  37. ^ Klug, Petra (2022). "America Versus the Atheist". Anti-Atheist Nation: Religion and Secularism in the United States. New York: Routledge. Endnote 47. ISBN 978-1-000-80442-3.
  38. ^ Hussein, Shakira (2019). From Victims to Suspects: Muslim Women Since 9/11. Yale University Press. p. 127. ISBN 978-0-300-23042-0.
  39. ^ a b McAnulla, Stuart; Kettell, Steven; Schulzke, Marcus (2018). The Politics of New Atheism. Routledge. ISBN 978-1-317-19833-8.[page needed]
  40. ^ Green, David Allen (July 6, 2011). "Sharing a lift with Richard Dawkins". New Statesman. Retrieved March 14, 2023.
  41. ^ Beaman, Lori G.; Tomlins, Steven, eds. (2015). Atheist Identities – Spaces and Social Contexts. Springer. p. 6. ISBN 978-3-319-09602-5.
  42. ^ a b Watson, Rebecca (July 5, 2011). "The Privilege Delusion". Skepchick.
  43. ^ Rousseau, Jacques (July 14, 2011). "Elevatorgate and the power of words". Synapses.
  44. ^ Band, Emily (July 24, 2011). "Richard Dawkins, check the evidence on the 'chilly climate' for women". The Guardian. Retrieved August 23, 2018.
  45. ^ Dawkins, Richard (August 6, 2014). "Who is 'belittling' what?". Richard Dawkins Foundation for Reason and Science; Center for Inquiry. Retrieved January 19, 2015.
  46. ^ Watson, Rebecca [@rebeccawatson] (August 6, 2014). "Richard Dawkins just did the blog-equivalent of coughing into his hand while mumbling 'sorry' to me. Eh I'll take it." (Tweet) – via Twitter.

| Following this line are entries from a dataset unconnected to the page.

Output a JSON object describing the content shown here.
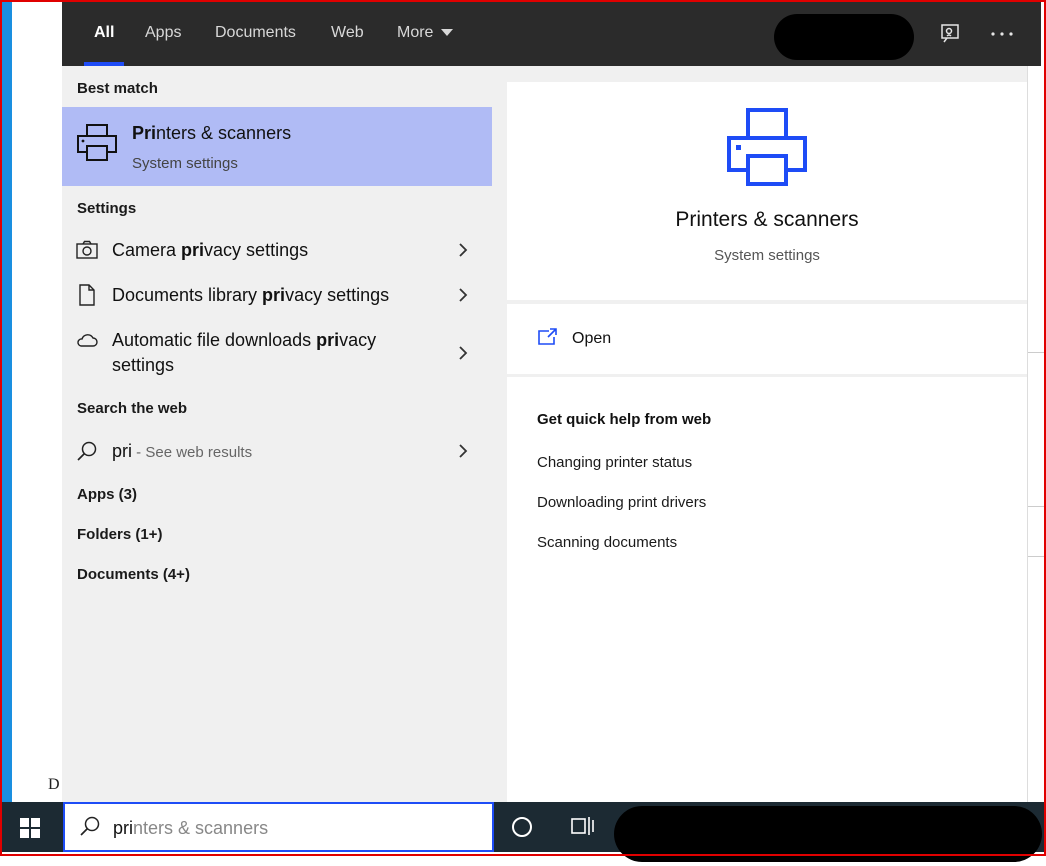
{
  "tabs": [
    {
      "label": "All",
      "active": true
    },
    {
      "label": "Apps",
      "active": false
    },
    {
      "label": "Documents",
      "active": false
    },
    {
      "label": "Web",
      "active": false
    },
    {
      "label": "More",
      "active": false
    }
  ],
  "top_icons": [
    "feedback-icon",
    "more-options-icon"
  ],
  "best_match": {
    "heading": "Best match",
    "title_bold": "Pri",
    "title_rest": "nters & scanners",
    "subtitle": "System settings",
    "icon": "printer-icon"
  },
  "settings": {
    "heading": "Settings",
    "items": [
      {
        "pre": "Camera ",
        "bold": "pri",
        "post": "vacy settings",
        "icon": "camera-icon"
      },
      {
        "pre": "Documents library ",
        "bold": "pri",
        "post": "vacy settings",
        "icon": "document-icon"
      },
      {
        "pre": "Automatic file downloads ",
        "bold": "pri",
        "post": "vacy",
        "line2": "settings",
        "icon": "cloud-icon"
      }
    ]
  },
  "web": {
    "heading": "Search the web",
    "query": "pri",
    "suffix": " - See web results",
    "icon": "search-icon"
  },
  "groups": [
    "Apps (3)",
    "Folders (1+)",
    "Documents (4+)"
  ],
  "preview": {
    "title": "Printers & scanners",
    "subtitle": "System settings",
    "open_label": "Open",
    "help_heading": "Get quick help from web",
    "help_links": [
      "Changing printer status",
      "Downloading print drivers",
      "Scanning documents"
    ]
  },
  "taskbar": {
    "search_typed": "pri",
    "search_suggest": "nters & scanners"
  },
  "colors": {
    "accent": "#1e4cf6",
    "highlight": "#b0bbf5",
    "topbar": "#2b2b2b",
    "pane": "#f0f0f0",
    "taskbar": "#1c2a33"
  },
  "background": {
    "desktop_letter": "D"
  }
}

  47. ^ Bug_girl (July 11, 2009). "Congrats Becca and Sid". Skepchick.
  48. ^ Watson, Rebecca (April 8, 2011). "A Note About My Personal Life". Skepchick.
  49. ^ Watson, Rebecca (May 26, 2023). "Why Losers Like Steven Crowder Hate No-Fault Divorce". Skepchick. Retrieved May 28, 2023.
  50. ^ "News and Comment | Asteroids Named for Skeptics, Authors, Science Educators" (PDF). Skeptical Inquirer. Vol. 32, no. 6. November 2008. p. 9. ISSN 0194-6730.

External links[edit]